At Parnell, Michels & McKay, we handle both New Hampshire and Massachusetts worker’s compensation cases. However, we often are asked about the differences between the two as it relates to settlements. In worker’s compensation cases, these are called “lump sum settlements.” A lump-sum settlement generally uses the weekly wage benefit amount as a basis for coming up with a settlement figure. For example, in a situation where an individual is getting $400.00 per week in wage benefits and is permanently disabled, there are a number of factors that come into play. Generally, it’s the injured worker’s life expectancy, the wage benefit amount, and whether the client prefers settlement to receive regular weekly benefits. If a person is permanently disabled and cannot work any form of employment, the person is very likely entitled to wage benefits for the rest of their life. However, most people tire quickly of dealing with worker’s compensation insurance and prefer to avoid the continued hassle of denials, delayed benefits checks, and fights with the insurance companies.
So, what is factored into the settlements beyond the above? In New Hampshire, that answer is permanent loss of use or function of a part of their body, and the wage benefits if a permanent disability exists. If a person loses function, both Massachusetts and New Hampshire recognize that the injured worker should be compensated for this loss. The determination of this amount is very complicated, and I strongly encourage anyone facing a permanent disability to consult with a worker’s compensation attorney prior to agreeing with the insurance company on the permanent impairment. In Massachusetts, however, lump sums can also include scarring and disfigurement, and future medical bills can be lump summed as well. New Hampshire does not allow future medical bills related to the work injury to be lump summed, nor does New Hampshire account specifically for scarring and disfigurement. It is always dangerous to lump-sum future medical bills without knowing what you are agreeing to, so it is very important to consult an attorney prior to agreeing to any settlement.

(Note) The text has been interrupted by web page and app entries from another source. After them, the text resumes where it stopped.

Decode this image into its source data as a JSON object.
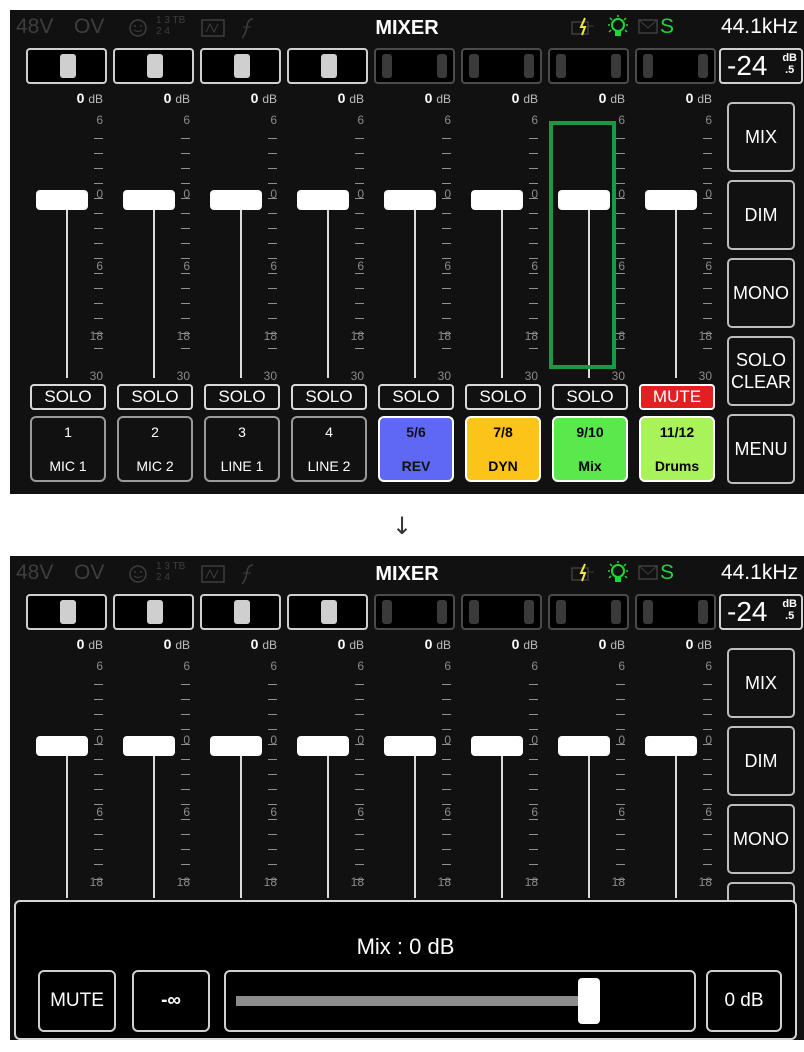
{
  "status_bar": {
    "phantom": "48V",
    "ov": "OV",
    "input_nums": "1 3 TB\n2 4",
    "title": "MIXER",
    "solo_indicator": "S",
    "sample_rate": "44.1kHz",
    "icons": [
      "face-icon",
      "input-icon",
      "usb-icon",
      "script-f-icon",
      "power-icon",
      "lightbulb-icon",
      "mail-icon"
    ],
    "colors": {
      "green": "#1fd63a",
      "lightning": "#f2e640",
      "dim": "#3e3e3e"
    }
  },
  "master_level": {
    "value": "-24",
    "unit_top": "dB",
    "unit_bottom": ".5"
  },
  "scale_labels": [
    "6",
    "0",
    "6",
    "18",
    "30"
  ],
  "channels": [
    {
      "number": "1",
      "name": "MIC 1",
      "gain": "0",
      "unit": "dB",
      "button": "SOLO",
      "color": null,
      "meter": "on"
    },
    {
      "number": "2",
      "name": "MIC 2",
      "gain": "0",
      "unit": "dB",
      "button": "SOLO",
      "color": null,
      "meter": "on"
    },
    {
      "number": "3",
      "name": "LINE 1",
      "gain": "0",
      "unit": "dB",
      "button": "SOLO",
      "color": null,
      "meter": "on"
    },
    {
      "number": "4",
      "name": "LINE 2",
      "gain": "0",
      "unit": "dB",
      "button": "SOLO",
      "color": null,
      "meter": "on"
    },
    {
      "number": "5/6",
      "name": "REV",
      "gain": "0",
      "unit": "dB",
      "button": "SOLO",
      "color": "#5f68f4",
      "meter": "off"
    },
    {
      "number": "7/8",
      "name": "DYN",
      "gain": "0",
      "unit": "dB",
      "button": "SOLO",
      "color": "#fcc418",
      "meter": "off"
    },
    {
      "number": "9/10",
      "name": "Mix",
      "gain": "0",
      "unit": "dB",
      "button": "SOLO",
      "color": "#5be84d",
      "meter": "off"
    },
    {
      "number": "11/12",
      "name": "Drums",
      "gain": "0",
      "unit": "dB",
      "button": "MUTE",
      "color": "#a8f25a",
      "meter": "off"
    }
  ],
  "side_buttons": [
    "MIX",
    "DIM",
    "MONO",
    "SOLO\nCLEAR",
    "MENU"
  ],
  "popup": {
    "title": "Mix : 0 dB",
    "mute_label": "MUTE",
    "neg_inf_label": "-∞",
    "zero_label": "0 dB",
    "slider_level_fraction": 0.77
  }
}
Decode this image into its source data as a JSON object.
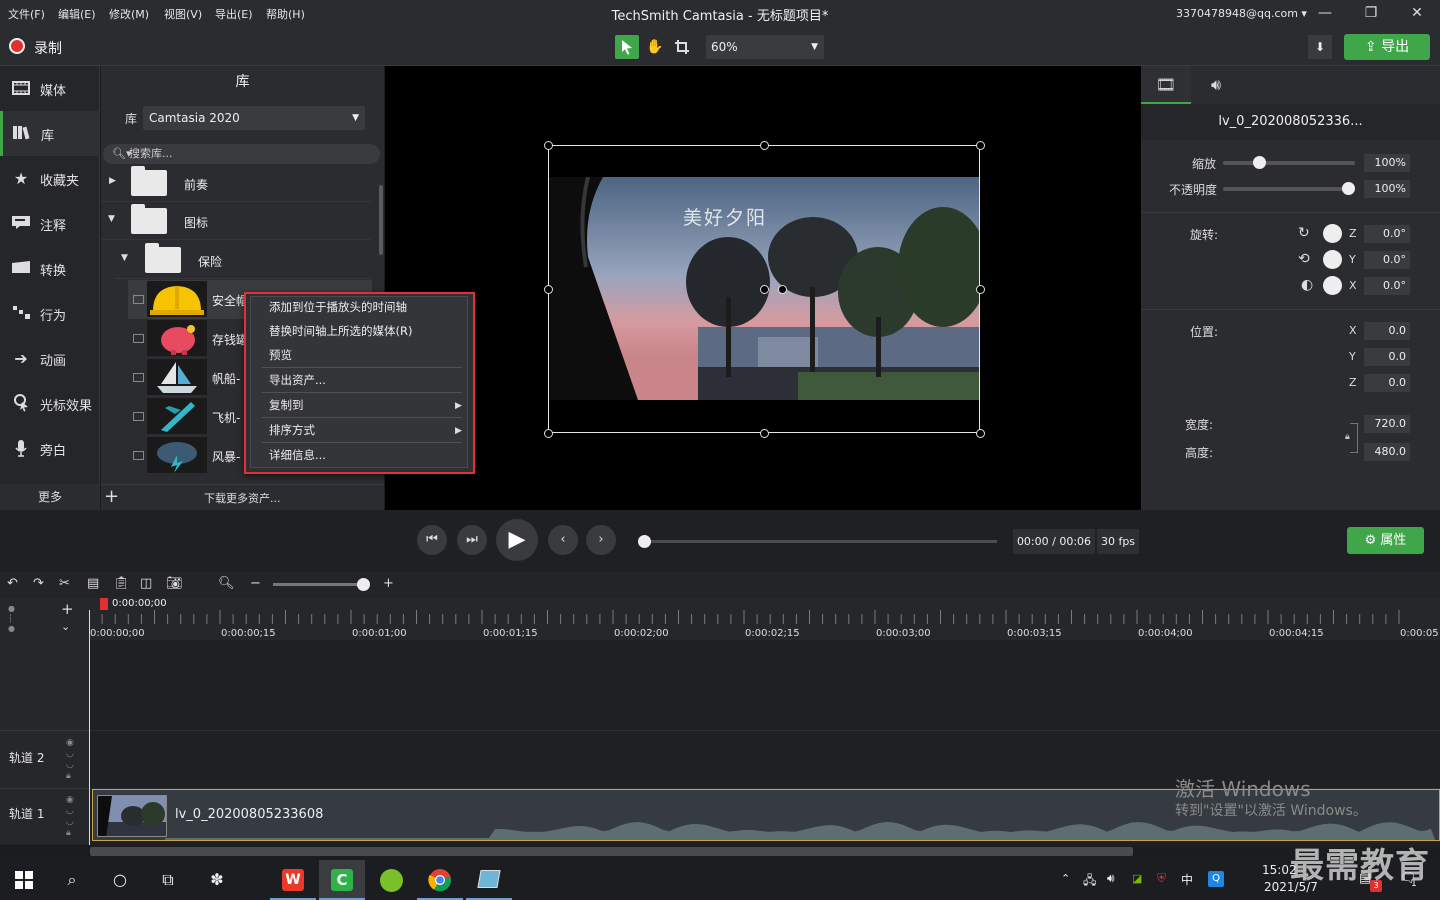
{
  "menu": [
    "文件(F)",
    "编辑(E)",
    "修改(M)",
    "视图(V)",
    "导出(E)",
    "帮助(H)"
  ],
  "app_title": "TechSmith Camtasia - 无标题项目*",
  "account": "3370478948@qq.com ▾",
  "window_buttons": [
    "—",
    "❐",
    "✕"
  ],
  "toolbar": {
    "record_label": "录制",
    "zoom_value": "60%",
    "export_label": "导出"
  },
  "sidebar": {
    "items": [
      {
        "label": "媒体",
        "icon": "film-icon"
      },
      {
        "label": "库",
        "icon": "library-icon"
      },
      {
        "label": "收藏夹",
        "icon": "star-icon"
      },
      {
        "label": "注释",
        "icon": "annotation-icon"
      },
      {
        "label": "转换",
        "icon": "transition-icon"
      },
      {
        "label": "行为",
        "icon": "behavior-icon"
      },
      {
        "label": "动画",
        "icon": "animation-icon"
      },
      {
        "label": "光标效果",
        "icon": "cursor-icon"
      },
      {
        "label": "旁白",
        "icon": "mic-icon"
      }
    ],
    "more_label": "更多"
  },
  "library": {
    "header": "库",
    "select_label": "库",
    "selected": "Camtasia 2020",
    "search_placeholder": "搜索库...",
    "folders": [
      "前奏",
      "图标",
      "保险"
    ],
    "assets": [
      "安全帽",
      "存钱罐",
      "帆船-",
      "飞机-",
      "风暴-"
    ],
    "download_more": "下载更多资产..."
  },
  "context_menu": {
    "items": [
      "添加到位于播放头的时间轴",
      "替换时间轴上所选的媒体(R)",
      "预览",
      "导出资产...",
      "复制到",
      "排序方式",
      "详细信息..."
    ]
  },
  "canvas": {
    "overlay_text": "美好夕阳"
  },
  "properties": {
    "clip_name": "lv_0_202008052336...",
    "scale_label": "缩放",
    "scale_value": "100%",
    "scale_level": 0.25,
    "opacity_label": "不透明度",
    "opacity_value": "100%",
    "opacity_level": 1.0,
    "rotation_label": "旋转:",
    "rotation": [
      {
        "axis": "Z",
        "value": "0.0°"
      },
      {
        "axis": "Y",
        "value": "0.0°"
      },
      {
        "axis": "X",
        "value": "0.0°"
      }
    ],
    "position_label": "位置:",
    "position": [
      {
        "axis": "X",
        "value": "0.0"
      },
      {
        "axis": "Y",
        "value": "0.0"
      },
      {
        "axis": "Z",
        "value": "0.0"
      }
    ],
    "width_label": "宽度:",
    "width_value": "720.0",
    "height_label": "高度:",
    "height_value": "480.0"
  },
  "transport": {
    "timecode": "00:00 / 00:06",
    "fps": "30 fps",
    "attr_label": "属性"
  },
  "timeline": {
    "playhead_time": "0:00:00;00",
    "ticks": [
      "0:00:00;00",
      "0:00:00;15",
      "0:00:01;00",
      "0:00:01;15",
      "0:00:02;00",
      "0:00:02;15",
      "0:00:03;00",
      "0:00:03;15",
      "0:00:04;00",
      "0:00:04;15",
      "0:00:05"
    ],
    "tracks": [
      "轨道 2",
      "轨道 1"
    ],
    "clip_label": "lv_0_20200805233608"
  },
  "watermark": {
    "line1": "激活 Windows",
    "line2": "转到\"设置\"以激活 Windows。"
  },
  "taskbar": {
    "time": "15:02",
    "date": "2021/5/7",
    "ime": "中",
    "badge": "3",
    "notif": "1"
  },
  "brand": "最需教育"
}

There are other minor differences in worker’s compensation law between New Hampshire and Massachusetts, but when it comes to lump-sum settlements it is important to know what is being resolved. If an injured worker fails to get the proper legal advice, they can put themselves in a dangerous situation where they could resolve their case for too small an amount and not properly include things like permanent injuries in both Massachusetts and NH, and scarring and future medical bills in Massachusetts.